▸ **Task to carry out**: Tally every line in the entries below that holds "JSON", then give only the total.

(Task input begins)

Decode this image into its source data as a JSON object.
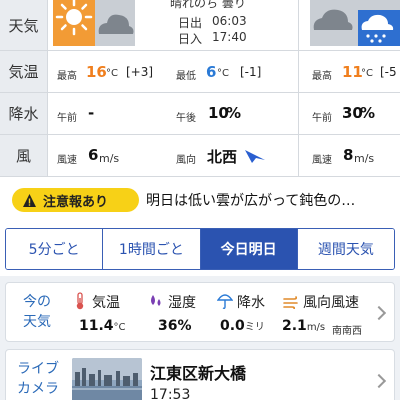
{
  "forecast": {
    "row_labels": {
      "weather": "天気",
      "temp": "気温",
      "precip": "降水",
      "wind": "風"
    },
    "today": {
      "weather_icon": "sun-cloud-icon",
      "weather_text": "晴れのち 曇り",
      "sunrise_label": "日出",
      "sunrise": "06:03",
      "sunset_label": "日入",
      "sunset": "17:40",
      "max_label": "最高",
      "max_temp": "16",
      "max_delta": "[+3]",
      "min_label": "最低",
      "min_temp": "6",
      "min_delta": "[-1]",
      "am_label": "午前",
      "am_precip": "-",
      "pm_label": "午後",
      "pm_precip": "10",
      "precip_unit": "%",
      "windspeed_label": "風速",
      "windspeed": "6",
      "windspeed_unit": "m/s",
      "winddir_label": "風向",
      "winddir": "北西",
      "temp_unit": "°C"
    },
    "tomorrow": {
      "weather_icon": "cloud-rain-icon",
      "max_label": "最高",
      "max_temp": "11",
      "max_delta": "[-5",
      "am_label": "午前",
      "am_precip": "30",
      "precip_unit": "%",
      "windspeed_label": "風速",
      "windspeed": "8",
      "windspeed_unit": "m/s",
      "temp_unit": "°C"
    }
  },
  "warning": {
    "badge_label": "注意報あり",
    "message": "明日は低い雲が広がって鈍色の…"
  },
  "tabs": [
    {
      "label": "5分ごと",
      "active": false
    },
    {
      "label": "1時間ごと",
      "active": false
    },
    {
      "label": "今日明日",
      "active": true
    },
    {
      "label": "週間天気",
      "active": false
    }
  ],
  "now": {
    "title": "今の天気",
    "temp_label": "気温",
    "temp_value": "11.4",
    "temp_unit": "°C",
    "humidity_label": "湿度",
    "humidity_value": "36",
    "humidity_unit": "%",
    "precip_label": "降水",
    "precip_value": "0.0",
    "precip_unit": "ミリ",
    "wind_label": "風向風速",
    "wind_value": "2.1",
    "wind_unit": "m/s",
    "wind_dir": "南南西"
  },
  "camera": {
    "title": "ライブカメラ",
    "location": "江東区新大橋",
    "time": "17:53"
  },
  "colors": {
    "accent_blue": "#2b53b0",
    "title_blue": "#2b6ab8",
    "warning_yellow": "#f7d117",
    "temp_orange": "#f07f1e",
    "temp_blue": "#2a7ad6"
  }
}
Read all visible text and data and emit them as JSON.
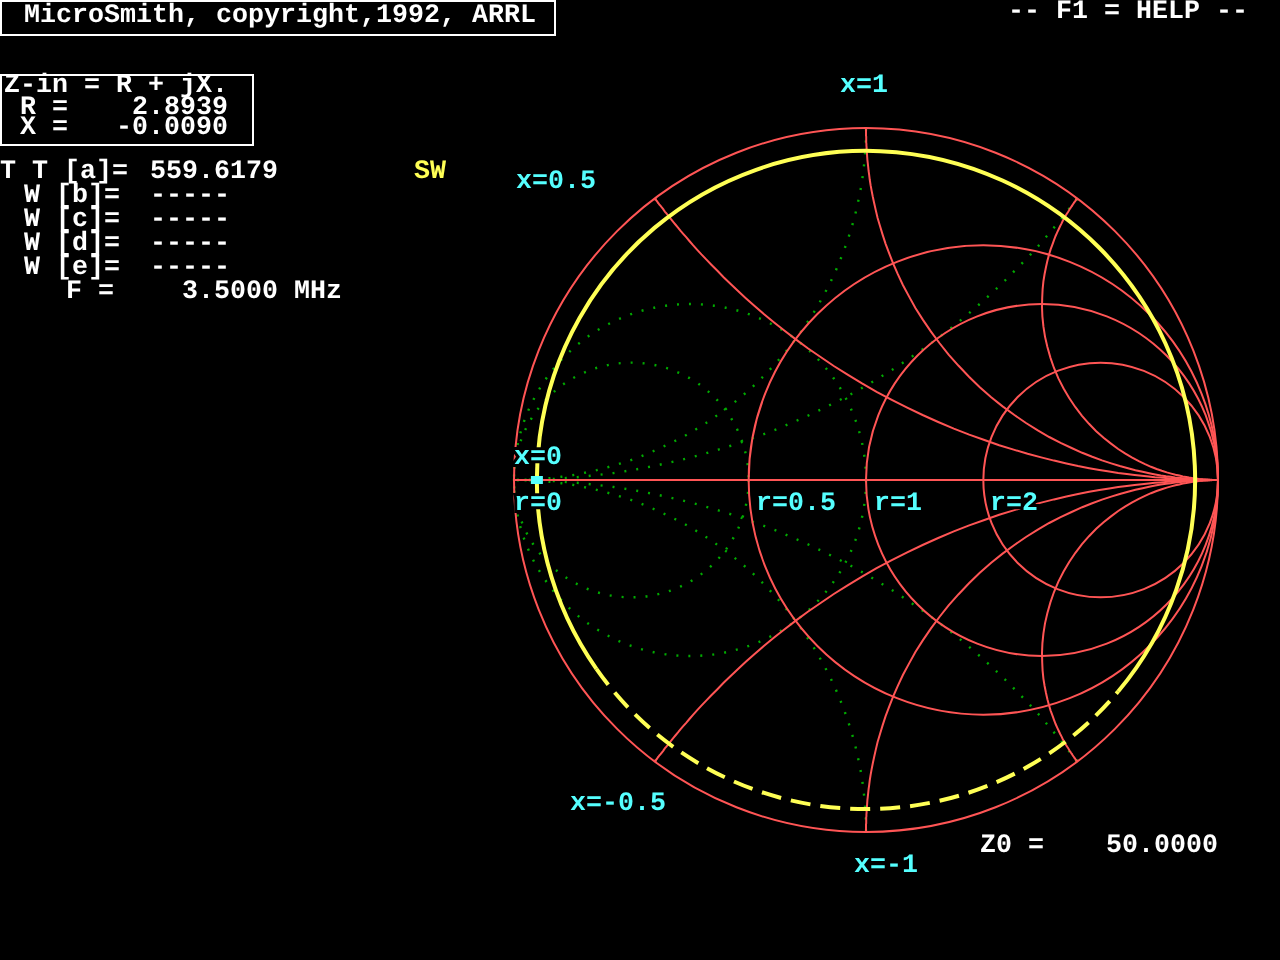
{
  "title_bar": {
    "title": "MicroSmith, copyright,1992, ARRL",
    "help": "-- F1 = HELP --"
  },
  "impedance_box": {
    "heading": "Z-in = R + jX.",
    "rows": [
      {
        "label": "R =",
        "value": "2.8939"
      },
      {
        "label": "X =",
        "value": "-0.0090"
      }
    ]
  },
  "lines": [
    {
      "kind": "line",
      "label": "T T [a]=",
      "value": "559.6179",
      "tag": "SW"
    },
    {
      "kind": "element",
      "label": "W [b]=",
      "value": "-----"
    },
    {
      "kind": "element",
      "label": "W [c]=",
      "value": "-----"
    },
    {
      "kind": "element",
      "label": "W [d]=",
      "value": "-----"
    },
    {
      "kind": "element",
      "label": "W [e]=",
      "value": "-----"
    }
  ],
  "frequency": {
    "label": "F =",
    "value": "3.5000",
    "unit": "MHz"
  },
  "chart": {
    "labels": [
      {
        "text": "x=1"
      },
      {
        "text": "x=0.5"
      },
      {
        "text": "x=0"
      },
      {
        "text": "r=0"
      },
      {
        "text": "r=0.5"
      },
      {
        "text": "r=1"
      },
      {
        "text": "r=2"
      },
      {
        "text": "x=-0.5"
      },
      {
        "text": "x=-1"
      }
    ],
    "z0": {
      "label": "Z0 =",
      "value": "50.0000"
    }
  }
}
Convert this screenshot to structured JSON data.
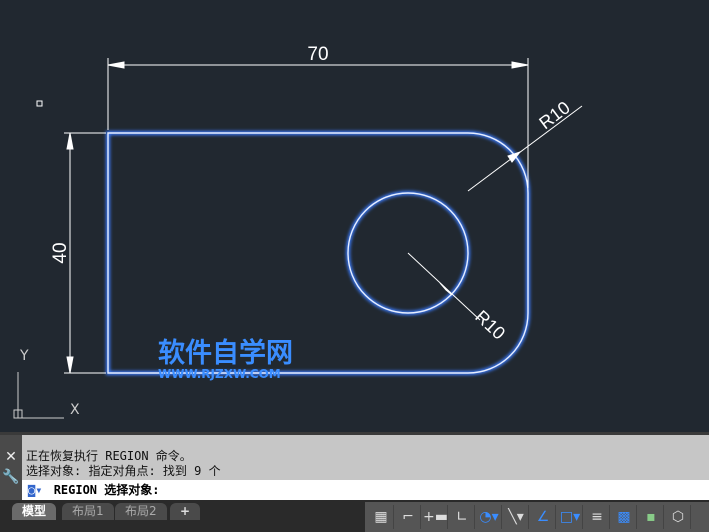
{
  "drawing": {
    "dim_horizontal": "70",
    "dim_vertical": "40",
    "radius_corner": "R10",
    "radius_circle": "R10",
    "axis_x": "X",
    "axis_y": "Y"
  },
  "watermark": {
    "title": "软件自学网",
    "url": "WWW.RJZXW.COM"
  },
  "command": {
    "history": [
      "正在恢复执行 REGION 命令。",
      "选择对象: 指定对角点: 找到 9 个"
    ],
    "prompt": "REGION 选择对象:"
  },
  "tabs": [
    {
      "label": "模型"
    },
    {
      "label": "布局1"
    },
    {
      "label": "布局2"
    },
    {
      "label": "+"
    }
  ],
  "status_icons": [
    "grid-icon",
    "snap-icon",
    "infer-icon",
    "ortho-icon",
    "polar-icon",
    "dropdown",
    "isodraft-icon",
    "dropdown",
    "osnap-tracking-icon",
    "osnap-icon",
    "dropdown",
    "lineweight-icon",
    "transparency-icon",
    "selection-cycling-icon",
    "3d-osnap-icon"
  ],
  "colors": {
    "background": "#212830",
    "geometry": "#c8dcff",
    "dimension": "#ffffff",
    "watermark": "#3a8dff"
  }
}
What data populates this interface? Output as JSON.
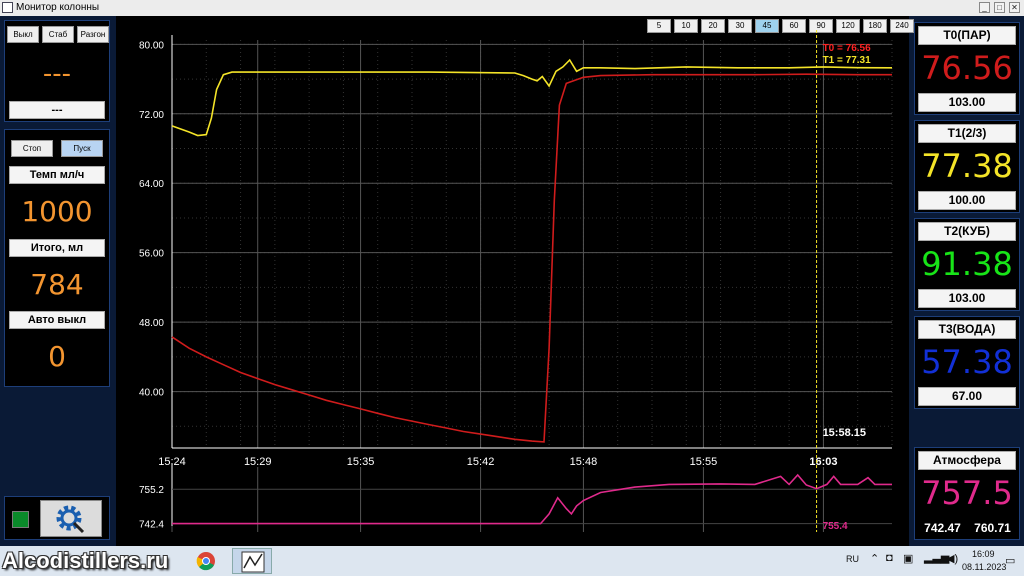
{
  "window": {
    "title": "Монитор колонны",
    "minimize": "_",
    "maximize": "□",
    "close": "✕"
  },
  "left": {
    "modes": [
      "Выкл",
      "Стаб",
      "Разгон"
    ],
    "status_value": "---",
    "status_sub": "---",
    "controls": [
      "Стоп",
      "Пуск"
    ],
    "temp_label": "Темп мл/ч",
    "temp_value": "1000",
    "total_label": "Итого, мл",
    "total_value": "784",
    "auto_label": "Авто выкл",
    "auto_value": "0",
    "indicator_color": "#0a8a2a"
  },
  "ranges": [
    "5",
    "10",
    "20",
    "30",
    "45",
    "60",
    "90",
    "120",
    "180",
    "240"
  ],
  "active_range": "45",
  "sensors": [
    {
      "title": "T0(ПАР)",
      "value": "76.56",
      "setpoint": "103.00",
      "color": "#d01c1c"
    },
    {
      "title": "T1(2/3)",
      "value": "77.38",
      "setpoint": "100.00",
      "color": "#f4e428"
    },
    {
      "title": "T2(КУБ)",
      "value": "91.38",
      "setpoint": "103.00",
      "color": "#18e418"
    },
    {
      "title": "T3(ВОДА)",
      "value": "57.38",
      "setpoint": "67.00",
      "color": "#1230d6"
    }
  ],
  "atmosphere": {
    "title": "Атмосфера",
    "value": "757.5",
    "min": "742.47",
    "max": "760.71",
    "color": "#e02a8c"
  },
  "chart_data": [
    {
      "type": "line",
      "x_unit": "minutes",
      "x_ticks": [
        "15:24",
        "15:29",
        "15:35",
        "15:42",
        "15:48",
        "15:55",
        "16:03"
      ],
      "y_ticks": [
        "80.00",
        "72.00",
        "64.00",
        "56.00",
        "48.00",
        "40.00"
      ],
      "ylim": [
        33.5,
        80.5
      ],
      "xlim": [
        0,
        42
      ],
      "cursor_time": "15:58.15",
      "cursor_x": 37.6,
      "legend": [
        "T0 = 76.56",
        "T1 = 77.31"
      ],
      "series": [
        {
          "color": "#d01c1c",
          "x": [
            0,
            1,
            2,
            3,
            4,
            5,
            6,
            7,
            8,
            9,
            10,
            11,
            12,
            13,
            14,
            15,
            16,
            17,
            18,
            19,
            20,
            21,
            21.7,
            22,
            22.3,
            22.6,
            23,
            24,
            25,
            28,
            31,
            34,
            37,
            40,
            42
          ],
          "y": [
            46.3,
            45.0,
            44.0,
            43.1,
            42.2,
            41.5,
            40.8,
            40.2,
            39.6,
            39.0,
            38.5,
            38.0,
            37.5,
            37.0,
            36.6,
            36.2,
            35.8,
            35.4,
            35.1,
            34.8,
            34.5,
            34.3,
            34.2,
            45.0,
            62.0,
            73.0,
            75.5,
            76.2,
            76.4,
            76.5,
            76.5,
            76.5,
            76.56,
            76.5,
            76.5
          ]
        },
        {
          "color": "#f4e428",
          "x": [
            0,
            1,
            1.5,
            2,
            2.3,
            2.6,
            3,
            3.5,
            4,
            6,
            10,
            15,
            20,
            20.5,
            21,
            21.3,
            21.6,
            22,
            22.4,
            22.8,
            23.2,
            23.6,
            24,
            25,
            27,
            30,
            33,
            36,
            38,
            40,
            42
          ],
          "y": [
            70.6,
            69.9,
            69.5,
            69.6,
            71.5,
            74.8,
            76.5,
            76.8,
            76.8,
            76.8,
            76.8,
            76.8,
            76.7,
            76.4,
            76.0,
            75.8,
            76.3,
            75.2,
            76.9,
            77.4,
            78.2,
            76.9,
            77.3,
            77.3,
            77.2,
            77.4,
            77.3,
            77.3,
            77.4,
            77.31,
            77.3
          ]
        }
      ]
    },
    {
      "type": "line",
      "y_ticks": [
        "755.2",
        "742.4"
      ],
      "ylim": [
        741.5,
        762
      ],
      "xlim": [
        0,
        42
      ],
      "cursor_label": "755.4",
      "series": [
        {
          "color": "#e02a8c",
          "x": [
            0,
            5,
            10,
            15,
            21.5,
            22,
            22.5,
            23,
            23.3,
            23.6,
            24,
            25,
            27,
            29,
            32,
            34,
            35.5,
            36,
            36.5,
            37,
            37.6,
            38.2,
            38.6,
            39,
            40,
            40.6,
            41,
            42
          ],
          "y": [
            742.4,
            742.4,
            742.4,
            742.4,
            742.4,
            746.0,
            752.0,
            748.0,
            746.0,
            749.0,
            751.0,
            754.0,
            756.0,
            757.0,
            757.2,
            757.0,
            760.0,
            757.0,
            760.5,
            756.8,
            755.4,
            757.0,
            760.0,
            757.0,
            757.0,
            759.5,
            757.0,
            757.0
          ]
        }
      ]
    }
  ],
  "taskbar": {
    "watermark": "Alcodistillers.ru",
    "lang": "RU",
    "time": "16:09",
    "date": "08.11.2023"
  }
}
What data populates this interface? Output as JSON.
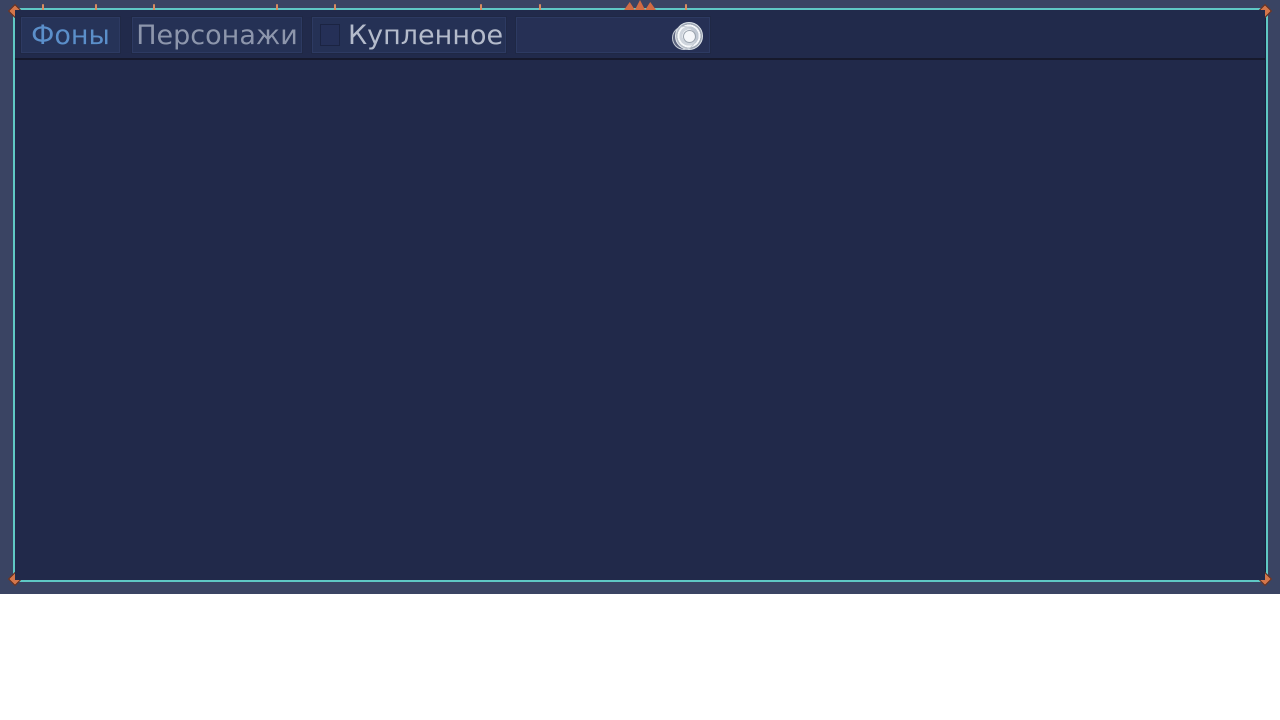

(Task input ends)

▸ **Output of the task**: 5